NOVEMBER is lung cancer awareness month, when people displaying the common symptoms of lung cancer — such as a persistent cough, breathlessness or unexplained weight loss — are encouraged to visit their doctors.
Lung cancer is estimated to be the cause of nearly one in five deaths (1.59 million deaths, 19.4 per cent of the total) worldwide.
Usually more attention is paid to other types of cancers such as breast, rather than lung, which could be due to the negative connotations surrounding the use of tobacco and its role in developing the disease.
But even though the majority of lung cancer cases are linked to smoking or exposure to tobacco smoke, many of the victims of lung cancer have never smoked or been exposed to a significant amount of second-hand smoke. Some causes are hereditary, or due to the inhalation of radon gas, air pollution, or exposure to asbestos.
When cancer ignites in the lungs it is one of the most deadly, and in many cases, patients do not experience any symptoms until the cancer has extended to large sections of the lungs or even to other parts of the body. This rapid growth, combined with the cancer’s notorious resistance to chemotherapy, makes efforts to promote awareness and continued research even more important.

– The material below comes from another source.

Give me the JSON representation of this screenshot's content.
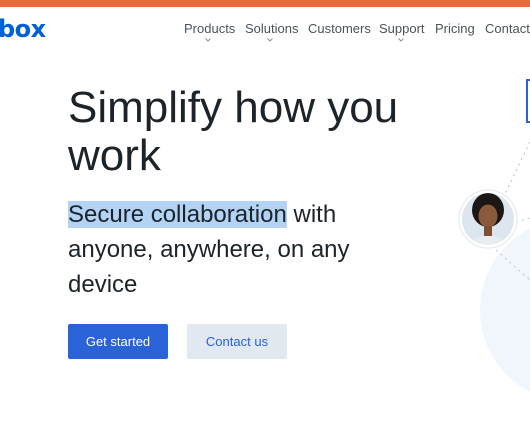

Therefore, let us all join in the fight against lung cancer this November by encouraging our friends who smoke to give up the habit, while reminding others to pay attention to their family history and environment.